Bush Adamant on Amnesty; Lax on Competence

Returning from his trip abroad, during which he was confronted by protests throughout Western Europe, but cheer by Muslim Albania (for helping pry Kosovo from Christian Serbia), the President made it clear he intends to revive the horrible McCain-Kennedy immigration bill that died so unceremoniously in the Senate last week.

[from today's New York Times]On immigration, Mr. Bush is facing a backlash in his party’s conservative wing, whose members decry the bill as amnesty. On Tuesday, he plans to attend the Senate Republican policy luncheon on Capitol Hill — a rare step for a president who typically has lawmakers come to him at the White House — in an effort to revive the measure.

“I’m under no illusions about how hard this is,” he said, adding that he was disappointed that the measure had been “temporarily derailed.”

Mr. Bush did not do much lobbying from afar. While on Air Force One Friday evening, on the way from Poland to Rome, he telephoned three top Republicans: Senator Mitch McConnell of Kentucky, the party leader; Senator Trent Lott of Mississippi, the whip, and Senator Jon Kyl of Arizona, an architect of the bill.

“The political process sometimes isn’t pretty to look at,” Mr. Bush said. “There’s two steps forward and one step back. We made two steps forward on immigration, we took a step back, and now I’m going to work with those who are focused on getting an immigration bill done and start taking some steps forward again. I believe we can get it done. I’ll see you at the bill signing.”

For a president who gives so much lip service to promoting democracy around the world, he certainly doesn't seem to give a damn what his own people think when trying to ram unpopular legislation through Congress. Meanwhile back in Washington, observers continue to be amazed by the sheer lack of competence demonstrated by the administration and its underlings.

Republican insiders who complain about Bush filling mid-level government vacancies with "children" cite a classic case. In September 2005, the president named Julie L. Myers, then 36, to head the Department of Homeland Security's Immigration and Customs Enforcement bureau. She has never been confirmed, amid bipartisan agreement that she lacks the five years of management experience required by statute.

Myers is serving on a recess appointment. But 175 Bush nominees for federal offices (including 85 executive positions) were in unconfirmed limbo until Henry Bonilla -- a seven-term Republican congressman from Texas who was defeated in 2006 -- bowed out last week. After 2 1/2 months of inaction by the Senate Foreign Relations Committee, he figured he would never be confirmed for the important post of U.S. representative to the Organization of American States. The White House, working hard to save Gonzales, did nothing for Bonilla.

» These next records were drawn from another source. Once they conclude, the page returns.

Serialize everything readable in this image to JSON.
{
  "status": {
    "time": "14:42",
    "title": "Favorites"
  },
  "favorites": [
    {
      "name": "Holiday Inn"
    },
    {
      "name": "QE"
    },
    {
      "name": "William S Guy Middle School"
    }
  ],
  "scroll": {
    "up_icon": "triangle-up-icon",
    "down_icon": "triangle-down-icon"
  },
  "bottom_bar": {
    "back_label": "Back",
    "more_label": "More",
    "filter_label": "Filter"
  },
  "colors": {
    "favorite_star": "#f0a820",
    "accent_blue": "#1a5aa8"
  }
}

The testimony of Monica Goodling, several weeks back, exposed how this administration is largely run by people hired solely for their political inclinations or personal connections regardless of age, credentials or experience. When Bush first moved into the Oval Office in January 2001, many conservatives proclaimed "the adults are back in charge!" Now, six years later, it's obvious that adult supervision is the one thing most lacking in this White House.